Your refusal to work would be protected activity if your employer forced you to stay past your shift’s end without pay. This implies that any adverse action would be unlawfully committed against you.
After speaking with your company informally, you could take more official action if you feel like nothing is getting accomplished.
A formal complaint against an employer could be difficult and time-consuming to file. It might be quicker and easier for you to hunt for work elsewhere.
You could make a formal complaint if you stick around and speak to your manager about your workload or working hours.
You might be able to quit your job and bring a claim for constructive dismissal before an employment tribunal if your supervisor keeps forcing you to put in lengthy hours.
You would have to provide evidence that they might have violated the implied terms of confidence and trust in the contract.
Whatever you choose, keep in mind that you don’t have to do it alone and that your neighborhood Citizens Advice is always available to assist.
As was mentioned before, they do not have the ability to do so unless it is explicitly stated in either your job description or your contract that working planned shifts is a required aspect of the job. to force you to remain and continue working for a significant amount of time.

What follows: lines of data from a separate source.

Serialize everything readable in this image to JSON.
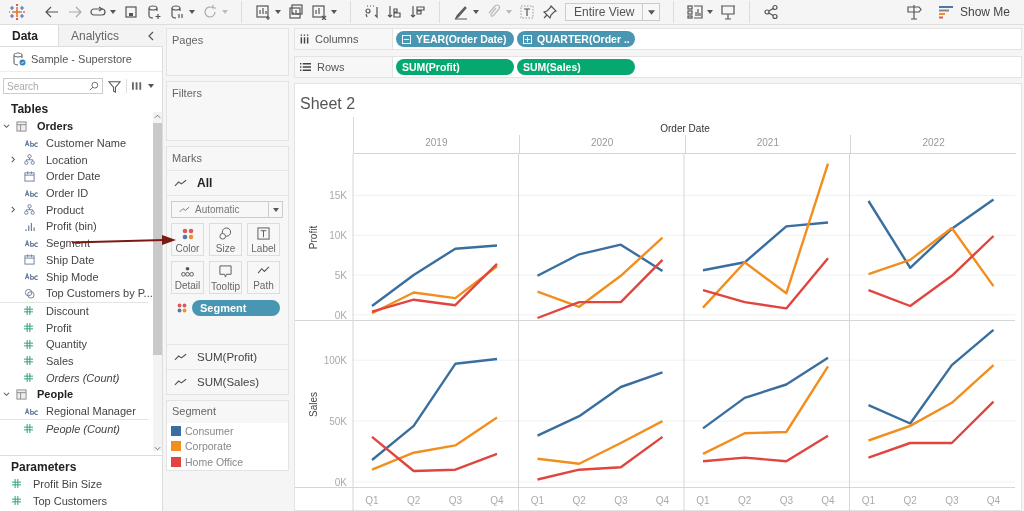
{
  "toolbar": {
    "fit": "Entire View",
    "show_me": "Show Me"
  },
  "data_pane": {
    "tabs": [
      {
        "label": "Data",
        "selected": true
      },
      {
        "label": "Analytics",
        "selected": false
      }
    ],
    "data_source": "Sample - Superstore",
    "search": {
      "placeholder": "Search"
    },
    "tables_heading": "Tables",
    "tables": [
      {
        "name": "Orders",
        "expanded": true,
        "fields": [
          {
            "name": "Customer Name",
            "kind": "text"
          },
          {
            "name": "Location",
            "kind": "hierarchy",
            "expanded": false
          },
          {
            "name": "Order Date",
            "kind": "date"
          },
          {
            "name": "Order ID",
            "kind": "text"
          },
          {
            "name": "Product",
            "kind": "hierarchy",
            "expanded": false
          },
          {
            "name": "Profit (bin)",
            "kind": "bin"
          },
          {
            "name": "Segment",
            "kind": "text"
          },
          {
            "name": "Ship Date",
            "kind": "date"
          },
          {
            "name": "Ship Mode",
            "kind": "text"
          },
          {
            "name": "Top Customers by P...",
            "kind": "set"
          },
          {
            "name": "Discount",
            "kind": "measure"
          },
          {
            "name": "Profit",
            "kind": "measure"
          },
          {
            "name": "Quantity",
            "kind": "measure"
          },
          {
            "name": "Sales",
            "kind": "measure"
          },
          {
            "name": "Orders (Count)",
            "kind": "count"
          }
        ]
      },
      {
        "name": "People",
        "expanded": true,
        "fields": [
          {
            "name": "Regional Manager",
            "kind": "text"
          },
          {
            "name": "People (Count)",
            "kind": "count"
          }
        ]
      }
    ],
    "parameters": {
      "heading": "Parameters",
      "items": [
        "Profit Bin Size",
        "Top Customers"
      ]
    }
  },
  "cards": {
    "pages": "Pages",
    "filters": "Filters",
    "marks": {
      "heading": "Marks",
      "all": "All",
      "mark_type": "Automatic",
      "buttons": [
        {
          "label": "Color",
          "kind": "color"
        },
        {
          "label": "Size",
          "kind": "size"
        },
        {
          "label": "Label",
          "kind": "label"
        },
        {
          "label": "Detail",
          "kind": "detail"
        },
        {
          "label": "Tooltip",
          "kind": "tooltip"
        },
        {
          "label": "Path",
          "kind": "path"
        }
      ],
      "pills": [
        {
          "label": "Segment",
          "kind": "color"
        }
      ],
      "measures": [
        "SUM(Profit)",
        "SUM(Sales)"
      ]
    },
    "legend": {
      "title": "Segment",
      "items": [
        {
          "label": "Consumer",
          "color": "#3a6e9e"
        },
        {
          "label": "Corporate",
          "color": "#f28e1e"
        },
        {
          "label": "Home Office",
          "color": "#e0453f"
        }
      ]
    }
  },
  "shelves": [
    {
      "label": "Columns",
      "kind": "columns",
      "pills": [
        {
          "label": "YEAR(Order Date)",
          "kind": "discrete",
          "expanded": true
        },
        {
          "label": "QUARTER(Order ..",
          "kind": "discrete",
          "expanded": false
        }
      ]
    },
    {
      "label": "Rows",
      "kind": "rows",
      "pills": [
        {
          "label": "SUM(Profit)",
          "kind": "continuous"
        },
        {
          "label": "SUM(Sales)",
          "kind": "continuous"
        }
      ]
    }
  ],
  "view": {
    "title": "Sheet 2",
    "column_header": "Order Date",
    "years": [
      "2019",
      "2020",
      "2021",
      "2022"
    ],
    "rows": [
      {
        "chart_data": {
          "type": "line",
          "grid": true,
          "ylabel": "Profit",
          "ylim": [
            -780,
            20200
          ],
          "yticks": [
            {
              "value": 0,
              "label": "0K"
            },
            {
              "value": 5000,
              "label": "5K"
            },
            {
              "value": 10000,
              "label": "10K"
            },
            {
              "value": 15000,
              "label": "15K"
            }
          ],
          "series": [
            {
              "color": "#3a6e9e",
              "values": [
                1100,
                5000,
                8300,
                8700,
                4900,
                7600,
                8800,
                5500,
                5600,
                6600,
                11100,
                11600,
                14300,
                5900,
                10800,
                14500
              ]
            },
            {
              "color": "#f28e1e",
              "values": [
                200,
                2800,
                2100,
                6100,
                2900,
                1000,
                4900,
                9700,
                900,
                6600,
                2700,
                19000,
                5100,
                6900,
                10900,
                3600
              ]
            },
            {
              "color": "#e0453f",
              "values": [
                400,
                1900,
                1200,
                6400,
                -400,
                1600,
                1600,
                6900,
                3100,
                1600,
                800,
                7100,
                3100,
                1100,
                4900,
                9900
              ]
            }
          ]
        }
      },
      {
        "chart_data": {
          "type": "line",
          "grid": true,
          "ylabel": "Sales",
          "ylim": [
            -5000,
            132200
          ],
          "categories": [
            "Q1",
            "Q2",
            "Q3",
            "Q4",
            "Q1",
            "Q2",
            "Q3",
            "Q4",
            "Q1",
            "Q2",
            "Q3",
            "Q4",
            "Q1",
            "Q2",
            "Q3",
            "Q4"
          ],
          "yticks": [
            {
              "value": 0,
              "label": "0K"
            },
            {
              "value": 50000,
              "label": "50K"
            },
            {
              "value": 100000,
              "label": "100K"
            }
          ],
          "series": [
            {
              "color": "#3a6e9e",
              "values": [
                18000,
                46000,
                97000,
                101000,
                38000,
                54000,
                78000,
                90000,
                44000,
                69000,
                80000,
                102000,
                63000,
                48000,
                96000,
                125000
              ]
            },
            {
              "color": "#f28e1e",
              "values": [
                10000,
                24000,
                30000,
                53000,
                19000,
                15000,
                32000,
                50000,
                23000,
                40000,
                41000,
                95000,
                34000,
                46000,
                65000,
                96000
              ]
            },
            {
              "color": "#e0453f",
              "values": [
                37000,
                9000,
                10000,
                23000,
                2000,
                10000,
                12000,
                37000,
                17000,
                20000,
                17000,
                38000,
                20000,
                32000,
                32000,
                66000
              ]
            }
          ]
        }
      }
    ]
  }
}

You are free to stay or go, and it is entirely up to you to decide whether or not you want to put in additional hours of work as they become available. It is preferable to get every question answered on the very first day.